> _WHAT TO DO_
Among the lines of the data, copy those that hold "NebulaNews".

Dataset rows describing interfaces
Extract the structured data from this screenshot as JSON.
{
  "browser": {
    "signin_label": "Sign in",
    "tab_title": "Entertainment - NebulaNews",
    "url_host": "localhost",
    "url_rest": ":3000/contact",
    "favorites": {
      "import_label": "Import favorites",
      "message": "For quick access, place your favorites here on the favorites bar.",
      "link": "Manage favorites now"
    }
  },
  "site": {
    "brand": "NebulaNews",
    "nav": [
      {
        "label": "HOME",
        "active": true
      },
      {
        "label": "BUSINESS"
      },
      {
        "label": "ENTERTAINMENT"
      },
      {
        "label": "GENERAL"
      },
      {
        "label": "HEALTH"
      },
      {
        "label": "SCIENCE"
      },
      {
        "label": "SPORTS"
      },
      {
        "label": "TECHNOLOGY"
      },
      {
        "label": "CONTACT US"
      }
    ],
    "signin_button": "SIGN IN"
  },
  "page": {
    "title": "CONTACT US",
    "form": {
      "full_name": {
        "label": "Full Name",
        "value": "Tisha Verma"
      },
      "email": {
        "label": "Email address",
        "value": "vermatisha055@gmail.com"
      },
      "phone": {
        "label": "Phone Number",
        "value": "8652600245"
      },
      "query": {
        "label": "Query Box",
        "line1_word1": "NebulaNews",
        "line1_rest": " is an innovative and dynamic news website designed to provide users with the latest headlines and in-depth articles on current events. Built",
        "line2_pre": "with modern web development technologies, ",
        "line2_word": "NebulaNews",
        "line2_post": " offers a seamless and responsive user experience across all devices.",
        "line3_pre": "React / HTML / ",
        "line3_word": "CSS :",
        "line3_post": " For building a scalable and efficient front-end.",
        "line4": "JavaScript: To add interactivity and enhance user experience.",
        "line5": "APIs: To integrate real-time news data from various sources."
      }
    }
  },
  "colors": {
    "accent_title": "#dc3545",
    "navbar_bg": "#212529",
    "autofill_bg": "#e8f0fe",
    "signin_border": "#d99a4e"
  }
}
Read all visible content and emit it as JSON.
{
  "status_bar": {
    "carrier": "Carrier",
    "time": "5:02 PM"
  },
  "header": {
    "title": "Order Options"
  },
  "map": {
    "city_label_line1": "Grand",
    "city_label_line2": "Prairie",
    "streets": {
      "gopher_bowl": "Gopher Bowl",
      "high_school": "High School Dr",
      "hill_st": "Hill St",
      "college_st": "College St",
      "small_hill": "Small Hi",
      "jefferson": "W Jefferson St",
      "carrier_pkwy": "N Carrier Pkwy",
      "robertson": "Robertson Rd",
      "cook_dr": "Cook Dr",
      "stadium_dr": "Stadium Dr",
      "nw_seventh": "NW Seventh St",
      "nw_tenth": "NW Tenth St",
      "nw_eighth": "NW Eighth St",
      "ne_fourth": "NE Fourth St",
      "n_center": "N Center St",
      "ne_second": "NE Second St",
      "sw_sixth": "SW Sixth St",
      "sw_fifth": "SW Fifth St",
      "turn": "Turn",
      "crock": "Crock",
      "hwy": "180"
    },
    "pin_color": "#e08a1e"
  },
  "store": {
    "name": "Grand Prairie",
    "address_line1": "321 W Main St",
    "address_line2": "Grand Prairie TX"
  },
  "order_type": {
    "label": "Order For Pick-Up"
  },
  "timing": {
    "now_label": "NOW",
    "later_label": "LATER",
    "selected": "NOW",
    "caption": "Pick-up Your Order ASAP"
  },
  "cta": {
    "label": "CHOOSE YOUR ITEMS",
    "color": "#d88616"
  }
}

> _EXERCISE RESULT_
    "tab_title": "Entertainment - NebulaNews",
    "brand": "NebulaNews",
        "line1_word1": "NebulaNews",
        "line2_word": "NebulaNews",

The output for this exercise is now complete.